Thanks, Dylan. I hadn't thought about this either... largely because we all sort of avoid talking about Cultural Revolution when we meet with Chinese executives. But if you put things in the historical context, it makes a lot of sense.
I just can't imagine any time of the history, anywhere, when one had to be not only so smart but so courageous -- to actually "think about" going to college...
"Life and Death in Shanghai" by Nien Cheng is one of my favorite books on the Cultural Revolution.
I often think what amazing progress in technology I have seen in the U.S. in my lifetime. And I often forget what progress China has made overcoming this dark period not so long ago.
Junko, good article.
History context is very important to understand the real reasons of some big movements. e.g. why Moses lead Israel out of Egypt, how the Great Depression lead to WWII. In fact, put into the history context, even Mao started the Cultural Revolution become reasonable.

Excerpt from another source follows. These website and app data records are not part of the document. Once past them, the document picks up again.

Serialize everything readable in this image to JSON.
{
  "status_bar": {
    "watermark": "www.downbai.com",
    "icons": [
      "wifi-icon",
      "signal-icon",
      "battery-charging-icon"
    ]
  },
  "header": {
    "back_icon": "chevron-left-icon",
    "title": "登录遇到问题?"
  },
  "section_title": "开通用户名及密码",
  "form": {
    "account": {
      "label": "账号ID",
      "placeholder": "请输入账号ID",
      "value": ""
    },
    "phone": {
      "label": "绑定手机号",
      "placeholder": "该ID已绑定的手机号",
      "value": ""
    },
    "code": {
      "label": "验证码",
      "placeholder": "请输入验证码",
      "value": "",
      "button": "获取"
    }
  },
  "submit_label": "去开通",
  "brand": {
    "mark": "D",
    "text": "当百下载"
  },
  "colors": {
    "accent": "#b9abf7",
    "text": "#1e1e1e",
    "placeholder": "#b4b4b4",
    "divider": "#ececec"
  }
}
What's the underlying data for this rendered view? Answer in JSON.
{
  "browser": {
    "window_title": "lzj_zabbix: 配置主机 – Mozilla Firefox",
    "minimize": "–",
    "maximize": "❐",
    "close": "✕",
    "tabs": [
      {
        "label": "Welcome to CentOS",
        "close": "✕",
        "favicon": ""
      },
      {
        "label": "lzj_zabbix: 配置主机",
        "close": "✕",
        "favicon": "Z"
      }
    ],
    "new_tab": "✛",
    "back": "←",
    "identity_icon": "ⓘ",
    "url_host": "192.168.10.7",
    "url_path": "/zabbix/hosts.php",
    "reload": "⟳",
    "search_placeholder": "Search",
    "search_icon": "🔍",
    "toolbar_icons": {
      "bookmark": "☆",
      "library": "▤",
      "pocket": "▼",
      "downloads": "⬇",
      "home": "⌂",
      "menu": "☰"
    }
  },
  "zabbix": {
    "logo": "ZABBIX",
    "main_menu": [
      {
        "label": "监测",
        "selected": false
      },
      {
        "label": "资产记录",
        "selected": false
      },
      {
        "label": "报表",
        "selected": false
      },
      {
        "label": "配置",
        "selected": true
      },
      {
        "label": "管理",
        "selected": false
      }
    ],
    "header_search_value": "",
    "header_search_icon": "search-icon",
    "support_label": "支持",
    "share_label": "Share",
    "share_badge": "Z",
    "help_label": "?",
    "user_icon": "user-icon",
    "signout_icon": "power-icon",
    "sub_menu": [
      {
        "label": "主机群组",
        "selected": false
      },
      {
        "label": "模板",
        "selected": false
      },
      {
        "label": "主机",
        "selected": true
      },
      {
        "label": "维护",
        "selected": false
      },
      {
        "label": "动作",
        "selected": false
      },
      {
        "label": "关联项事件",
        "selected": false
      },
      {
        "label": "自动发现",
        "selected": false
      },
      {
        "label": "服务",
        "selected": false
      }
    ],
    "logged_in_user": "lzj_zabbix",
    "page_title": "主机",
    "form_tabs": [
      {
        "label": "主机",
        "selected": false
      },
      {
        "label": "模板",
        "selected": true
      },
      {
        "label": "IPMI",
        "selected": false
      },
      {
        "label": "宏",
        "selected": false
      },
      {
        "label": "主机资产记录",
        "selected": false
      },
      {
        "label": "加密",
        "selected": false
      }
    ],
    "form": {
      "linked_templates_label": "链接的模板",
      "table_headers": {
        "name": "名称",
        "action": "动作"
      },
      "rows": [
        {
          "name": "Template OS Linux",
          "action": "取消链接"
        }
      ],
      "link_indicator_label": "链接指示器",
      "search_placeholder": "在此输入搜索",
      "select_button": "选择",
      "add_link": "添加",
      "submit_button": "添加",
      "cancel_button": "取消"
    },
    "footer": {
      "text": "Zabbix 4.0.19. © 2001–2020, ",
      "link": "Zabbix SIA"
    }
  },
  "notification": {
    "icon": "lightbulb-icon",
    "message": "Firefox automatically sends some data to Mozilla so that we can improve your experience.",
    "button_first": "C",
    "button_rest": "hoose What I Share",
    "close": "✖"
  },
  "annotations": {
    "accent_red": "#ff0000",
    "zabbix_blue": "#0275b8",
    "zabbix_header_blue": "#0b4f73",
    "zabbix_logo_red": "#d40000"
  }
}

China is not lack of innovative. To be more accurate, the infrastructure for big innovation is a little short yet.
I congratulate Junko and EE Times for bringing real discussions on China. It will be the most important market for EE's.
China is the only country where a guy gave up his kidney for an iPhone. They are a vain, unsophisticated, and rich people. It is a marketeer's paradise.

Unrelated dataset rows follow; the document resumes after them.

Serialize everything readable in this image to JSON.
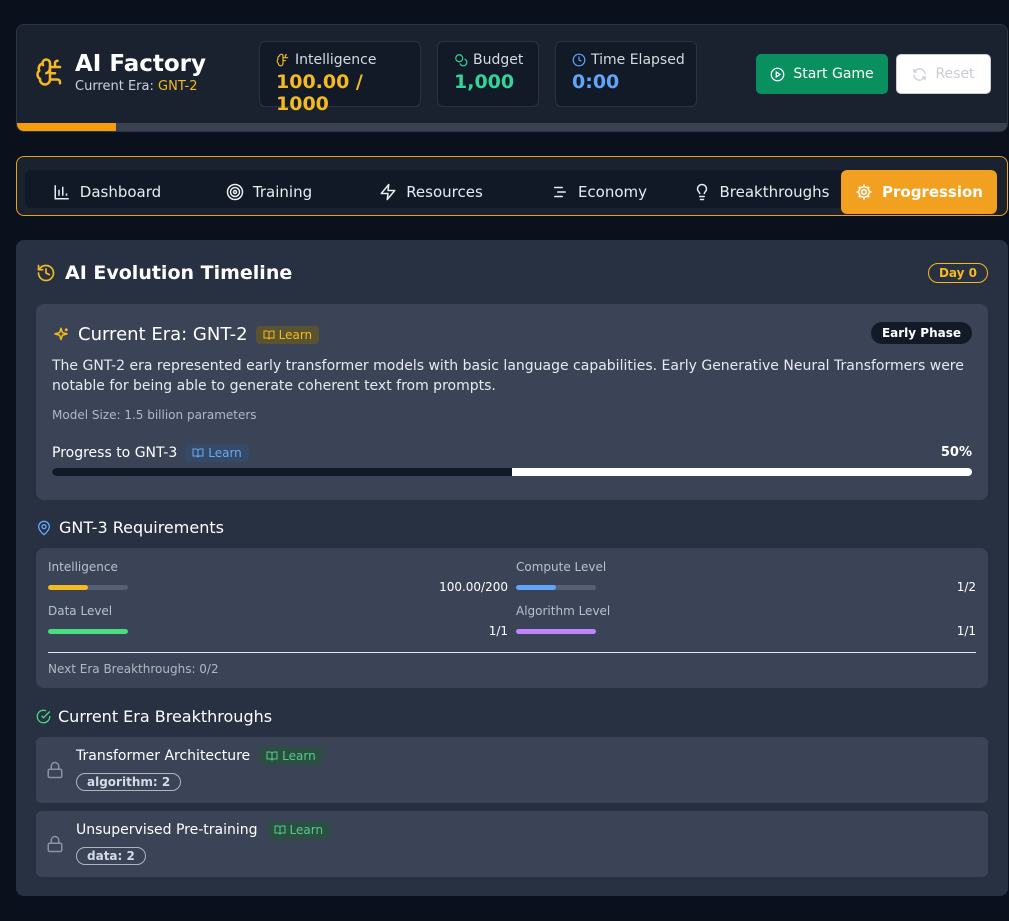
{
  "app": {
    "title": "AI Factory",
    "era_label": "Current Era:",
    "era_value": "GNT-2",
    "progress_fraction": 0.1
  },
  "stats": {
    "intelligence": {
      "label": "Intelligence",
      "value": "100.00 / 1000",
      "color": "#f5b921"
    },
    "budget": {
      "label": "Budget",
      "value": "1,000",
      "color": "#34d399"
    },
    "time": {
      "label": "Time Elapsed",
      "value": "0:00",
      "color": "#60a5fa"
    }
  },
  "buttons": {
    "start": "Start Game",
    "reset": "Reset"
  },
  "tabs": [
    {
      "label": "Dashboard",
      "icon": "bar-chart-icon"
    },
    {
      "label": "Training",
      "icon": "target-icon"
    },
    {
      "label": "Resources",
      "icon": "lightning-icon"
    },
    {
      "label": "Economy",
      "icon": "lines-icon"
    },
    {
      "label": "Breakthroughs",
      "icon": "lightbulb-icon"
    },
    {
      "label": "Progression",
      "icon": "gear-icon",
      "active": true
    }
  ],
  "timeline": {
    "title": "AI Evolution Timeline",
    "day_badge": "Day 0"
  },
  "current_era": {
    "title": "Current Era: GNT-2",
    "learn": "Learn",
    "phase": "Early Phase",
    "description": "The GNT-2 era represented early transformer models with basic language capabilities. Early Generative Neural Transformers were notable for being able to generate coherent text from prompts.",
    "model_size": "Model Size: 1.5 billion parameters",
    "progress_label": "Progress to GNT-3",
    "progress_learn": "Learn",
    "progress_percent": "50%",
    "progress_value": 0.5
  },
  "requirements": {
    "title": "GNT-3 Requirements",
    "items": [
      {
        "name": "Intelligence",
        "value": "100.00/200",
        "fraction": 0.5,
        "color": "#f5b921"
      },
      {
        "name": "Compute Level",
        "value": "1/2",
        "fraction": 0.5,
        "color": "#60a5fa"
      },
      {
        "name": "Data Level",
        "value": "1/1",
        "fraction": 1.0,
        "color": "#4ade80"
      },
      {
        "name": "Algorithm Level",
        "value": "1/1",
        "fraction": 1.0,
        "color": "#c084fc"
      }
    ],
    "next_breakthroughs": "Next Era Breakthroughs: 0/2"
  },
  "breakthroughs": {
    "title": "Current Era Breakthroughs",
    "items": [
      {
        "name": "Transformer Architecture",
        "learn": "Learn",
        "tag": "algorithm: 2"
      },
      {
        "name": "Unsupervised Pre-training",
        "learn": "Learn",
        "tag": "data: 2"
      }
    ]
  }
}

Go West, young man, go West, and don't let the ocean stop you.
While one admires the way China has developed since the demise of Mao in 1976 ( the significant event prior to the re opening of Chinese Universities that Junko should have mentioned ) it is foolish of us to ignore the fact that this has happened at the expense of American prosperity. Sure the first 15 years of China trade benefited even the lower income groups here ( Wal Mart shoppers ) but now China casts its large shadow over all other than the 1 % who have profited by outsourcng and siphoning off US technology & competitiveness to China and then used their new billions to buy hedge funds & political protection.
What are the engineering and design challenges in creating successful IoT devices? These devices are usually small, resource-constrained electronics designed to sense, collect, send, and/or interpret data. Some of the devices need to be smart enough to act upon data in real time, 24/7. Are the design challenges the same as with embedded systems, but with a little developer- and IT-skills added in? What do engineers need to know? Rick Merritt talks with two experts about the tools and best options for designing IoT devices in 2016. Specifically the guests will discuss sensors, security, and lessons from IoT deployments.